As the screen went black on last night’s episode of The Flash, most fans probably started checking to make sure this wasn’t actually the season finale. It was that big, and it blew the mythology wide open.
Massive spoilers ahead for The CW’s Flash!
First up, we finally get confirmation that Dr. Harrison Wells really is the comic version of the Reverse-Flash: future scientist Eobard Thawne, who has traveled back in time to duke it out with the Flash. We also get the tear-jerking death of Cisco (Carlos Valdes) at the hand (literally) of Wells, and the long-awaited love connection/Flash reveal between Iris and Barry.
… and then it all disappeared, as Barry ran so fast he tapped into his Speed Force powers and traveled back in time several hours to the beginning of all the craziness. Executive producer Andrew Kreisberg told Collider they’ll now be exploring different types of time travel and digging into the consequences of having Eobard Thawne hiding out in our time incognito:
“Like Wells has said in a previous episode, there are different versions of time travel. There’s the fixed loop, and then there’s the version where time is more plastic and mutable. One of the fun things is discovering what’s a fixed point in time, what can’t be changed and what things always have to happen, and then what things are changeable and are mutable. It’s a mixture of both. Obviously, none of us knows how time travel really works, but we’ve come up with our rules and we try to stick by them. Not to pat ourselves on the back, but a lot of what we’re doing now is stuff we set up in the pilot. You can go back and watch the pilot and go, “Oh, I get it! That’s why that stream of things is happening!…
You can take [Wells/Thawne] at his word that there obviously is a family connection between the two of them. There are some great scenes coming up, between Tom and Rick [Cosnett], that starts to become a storyline. It’s cool stuff. We’re not trying to purposely trick the comic book fans. Being one myself, you can get upset when it’s not quite the way it was in the book. But, the show has to live on its own and it has to be for everybody. It can’t just be an adaptation of comic books that people have already read and know so well. Obviously, we’ve thought of this, from the very beginning, and it’s been leading up to this.”
The Reverse-Flash himself, Tom Cavanagh, also had a lot to say about his character now that his real identity (and motivations) are finally out in the open. According to Cavanagh, the decision to introduce the character as Harrison Wells allowed viewers to see him in a different light than the straight-up villain role most fans would’ve expected from the Flash’s archnemesis:
“He’s just a guy trying to get home. I think you can all appreciate that, emotionally. There are many ways to play a guy that is, from the starting point, already that rich and already has this many layers. The decision, by Andrew and the gang, to evolve how we see him and when we’re going to see him and where we’re going to find out more information about the different sides of his character, are always fun to play. For me, personally, playing the character, the starting point has always been that he’s a guy trying to get home. The starting point has always been Eobard Thawne, and then Harrison Wells is layered upon it. What’s good about it is that it’s not exactly duplicitous. There’s an element of that, but he doesn’t lie. He doesn’t lie to them.

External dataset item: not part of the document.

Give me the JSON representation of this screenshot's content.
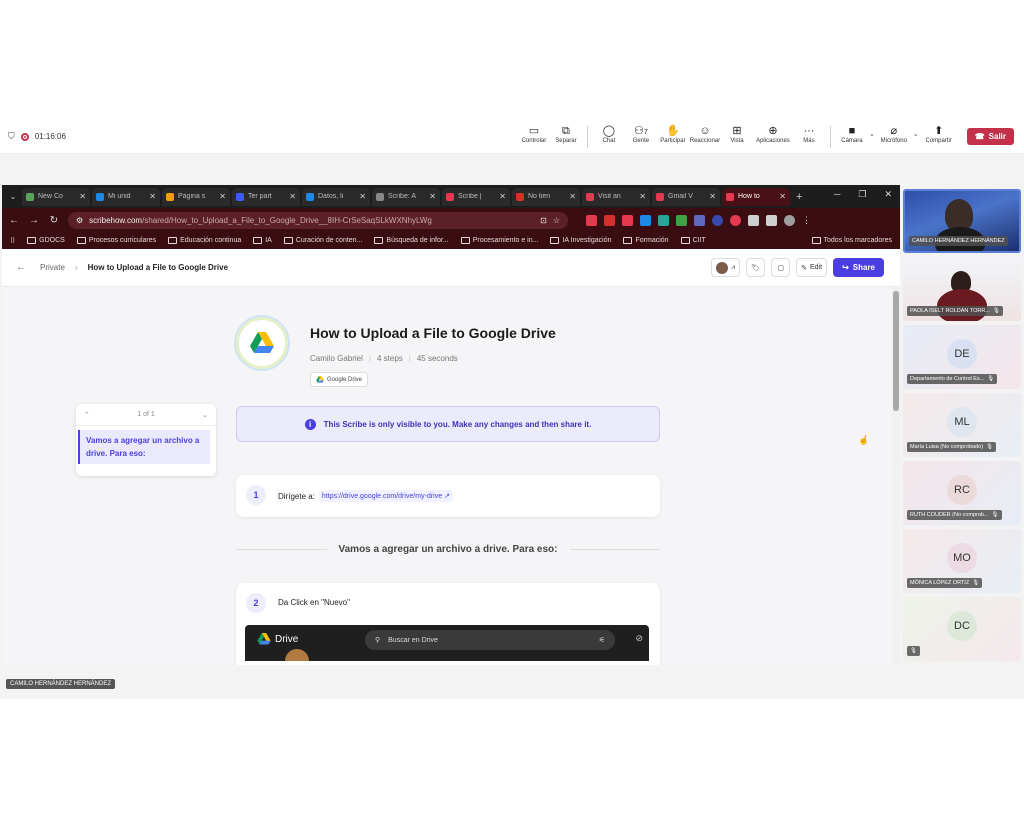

He almost never lies. He’s telling the truth. He’s furthering his agenda, but he’s also furthering Barry’s agenda, and those two agendas are simpatico. As he’s working with them, he is appreciative. All that stuff that you see is not a mustache-twirling, villainous starting point. It’s actually genuine. We’re trying to accomplish something, and for the first season, we’re accomplishing it together. As we see in this episode, that makes it a little more heartbreaking when the next phase of the plan starts to happen. I think that’s just good writing. If he was just a dick the whole time, when he kills Cisco, you’d just hate him. But now that we’ve established that they are a group and a team, to watch that fracture, I find it all the more compelling.”
But just because all hell broke loose this week, don’t expect events to follow the exact same track now that the day has been reset. Kreisberg promises that Barry’s memories of the original timeline will lead to some drastic changes in how everything plays out this time around (Cisco lives?!). Basically, it was a way to drop some monster reveals for fans, then do a soft reset to add all that subtext to the proceedings.
What did you think of last night’s Flash? Did you see the Reverse-Flash reveal coming?